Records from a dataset
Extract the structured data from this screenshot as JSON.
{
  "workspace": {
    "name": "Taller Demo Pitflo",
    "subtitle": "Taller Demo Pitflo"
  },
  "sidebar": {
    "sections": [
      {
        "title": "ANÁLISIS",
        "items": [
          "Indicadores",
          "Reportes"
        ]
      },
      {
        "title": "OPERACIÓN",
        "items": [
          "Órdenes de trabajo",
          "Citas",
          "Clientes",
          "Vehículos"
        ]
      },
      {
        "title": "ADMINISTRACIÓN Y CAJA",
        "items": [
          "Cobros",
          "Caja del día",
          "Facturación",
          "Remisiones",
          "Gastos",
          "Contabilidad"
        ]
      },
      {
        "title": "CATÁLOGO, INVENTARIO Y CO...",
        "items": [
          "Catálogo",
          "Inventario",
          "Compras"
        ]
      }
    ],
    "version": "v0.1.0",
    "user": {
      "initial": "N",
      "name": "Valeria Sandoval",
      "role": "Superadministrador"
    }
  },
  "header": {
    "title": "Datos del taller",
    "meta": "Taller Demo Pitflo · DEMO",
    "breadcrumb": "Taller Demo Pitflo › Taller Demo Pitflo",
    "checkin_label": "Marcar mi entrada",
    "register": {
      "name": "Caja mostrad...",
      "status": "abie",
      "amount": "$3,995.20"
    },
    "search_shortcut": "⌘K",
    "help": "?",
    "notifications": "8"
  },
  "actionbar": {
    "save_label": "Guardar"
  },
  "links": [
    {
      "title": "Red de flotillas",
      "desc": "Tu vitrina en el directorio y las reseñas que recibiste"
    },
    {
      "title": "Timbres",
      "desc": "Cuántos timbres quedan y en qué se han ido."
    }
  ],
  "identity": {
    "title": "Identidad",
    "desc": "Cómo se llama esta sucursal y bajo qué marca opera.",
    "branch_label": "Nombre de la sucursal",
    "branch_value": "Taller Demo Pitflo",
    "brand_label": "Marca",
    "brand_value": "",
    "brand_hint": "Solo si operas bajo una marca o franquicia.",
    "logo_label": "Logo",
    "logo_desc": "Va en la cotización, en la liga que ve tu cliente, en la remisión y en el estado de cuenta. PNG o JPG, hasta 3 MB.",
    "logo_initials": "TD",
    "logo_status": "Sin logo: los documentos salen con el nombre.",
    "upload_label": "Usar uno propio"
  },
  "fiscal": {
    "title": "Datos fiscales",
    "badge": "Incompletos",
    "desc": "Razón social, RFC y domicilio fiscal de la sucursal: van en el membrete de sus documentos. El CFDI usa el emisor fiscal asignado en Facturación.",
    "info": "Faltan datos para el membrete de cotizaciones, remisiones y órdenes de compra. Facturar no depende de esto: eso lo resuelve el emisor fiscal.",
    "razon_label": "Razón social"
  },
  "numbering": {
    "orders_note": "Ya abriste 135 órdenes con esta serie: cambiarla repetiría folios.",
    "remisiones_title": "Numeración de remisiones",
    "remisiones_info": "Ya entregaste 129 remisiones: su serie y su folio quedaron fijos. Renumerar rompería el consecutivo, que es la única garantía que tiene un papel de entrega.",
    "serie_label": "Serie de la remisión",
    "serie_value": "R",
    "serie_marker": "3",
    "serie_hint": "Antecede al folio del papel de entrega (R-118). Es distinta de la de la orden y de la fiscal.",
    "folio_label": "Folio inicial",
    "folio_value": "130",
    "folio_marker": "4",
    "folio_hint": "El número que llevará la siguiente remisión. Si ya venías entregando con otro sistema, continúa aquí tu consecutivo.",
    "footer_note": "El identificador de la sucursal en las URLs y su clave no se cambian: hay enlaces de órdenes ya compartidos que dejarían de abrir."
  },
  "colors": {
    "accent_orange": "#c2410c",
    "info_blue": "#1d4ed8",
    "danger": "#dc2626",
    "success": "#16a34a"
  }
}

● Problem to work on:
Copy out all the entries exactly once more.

● Solved problem:
Extract the structured data from this screenshot as JSON.
{
  "workspace": {
    "name": "Taller Demo Pitflo",
    "subtitle": "Taller Demo Pitflo"
  },
  "sidebar": {
    "sections": [
      {
        "title": "ANÁLISIS",
        "items": [
          "Indicadores",
          "Reportes"
        ]
      },
      {
        "title": "OPERACIÓN",
        "items": [
          "Órdenes de trabajo",
          "Citas",
          "Clientes",
          "Vehículos"
        ]
      },
      {
        "title": "ADMINISTRACIÓN Y CAJA",
        "items": [
          "Cobros",
          "Caja del día",
          "Facturación",
          "Remisiones",
          "Gastos",
          "Contabilidad"
        ]
      },
      {
        "title": "CATÁLOGO, INVENTARIO Y CO...",
        "items": [
          "Catálogo",
          "Inventario",
          "Compras"
        ]
      }
    ],
    "version": "v0.1.0",
    "user": {
      "initial": "N",
      "name": "Valeria Sandoval",
      "role": "Superadministrador"
    }
  },
  "header": {
    "title": "Datos del taller",
    "meta": "Taller Demo Pitflo · DEMO",
    "breadcrumb": "Taller Demo Pitflo › Taller Demo Pitflo",
    "checkin_label": "Marcar mi entrada",
    "register": {
      "name": "Caja mostrad...",
      "status": "abie",
      "amount": "$3,995.20"
    },
    "search_shortcut": "⌘K",
    "help": "?",
    "notifications": "8"
  },
  "actionbar": {
    "save_label": "Guardar"
  },
  "links": [
    {
      "title": "Red de flotillas",
      "desc": "Tu vitrina en el directorio y las reseñas que recibiste"
    },
    {
      "title": "Timbres",
      "desc": "Cuántos timbres quedan y en qué se han ido."
    }
  ],
  "identity": {
    "title": "Identidad",
    "desc": "Cómo se llama esta sucursal y bajo qué marca opera.",
    "branch_label": "Nombre de la sucursal",
    "branch_value": "Taller Demo Pitflo",
    "brand_label": "Marca",
    "brand_value": "",
    "brand_hint": "Solo si operas bajo una marca o franquicia.",
    "logo_label": "Logo",
    "logo_desc": "Va en la cotización, en la liga que ve tu cliente, en la remisión y en el estado de cuenta. PNG o JPG, hasta 3 MB.",
    "logo_initials": "TD",
    "logo_status": "Sin logo: los documentos salen con el nombre.",
    "upload_label": "Usar uno propio"
  },
  "fiscal": {
    "title": "Datos fiscales",
    "badge": "Incompletos",
    "desc": "Razón social, RFC y domicilio fiscal de la sucursal: van en el membrete de sus documentos. El CFDI usa el emisor fiscal asignado en Facturación.",
    "info": "Faltan datos para el membrete de cotizaciones, remisiones y órdenes de compra. Facturar no depende de esto: eso lo resuelve el emisor fiscal.",
    "razon_label": "Razón social"
  },
  "numbering": {
    "orders_note": "Ya abriste 135 órdenes con esta serie: cambiarla repetiría folios.",
    "remisiones_title": "Numeración de remisiones",
    "remisiones_info": "Ya entregaste 129 remisiones: su serie y su folio quedaron fijos. Renumerar rompería el consecutivo, que es la única garantía que tiene un papel de entrega.",
    "serie_label": "Serie de la remisión",
    "serie_value": "R",
    "serie_marker": "3",
    "serie_hint": "Antecede al folio del papel de entrega (R-118). Es distinta de la de la orden y de la fiscal.",
    "folio_label": "Folio inicial",
    "folio_value": "130",
    "folio_marker": "4",
    "folio_hint": "El número que llevará la siguiente remisión. Si ya venías entregando con otro sistema, continúa aquí tu consecutivo.",
    "footer_note": "El identificador de la sucursal en las URLs y su clave no se cambian: hay enlaces de órdenes ya compartidos que dejarían de abrir."
  },
  "colors": {
    "accent_orange": "#c2410c",
    "info_blue": "#1d4ed8",
    "danger": "#dc2626",
    "success": "#16a34a"
  }
}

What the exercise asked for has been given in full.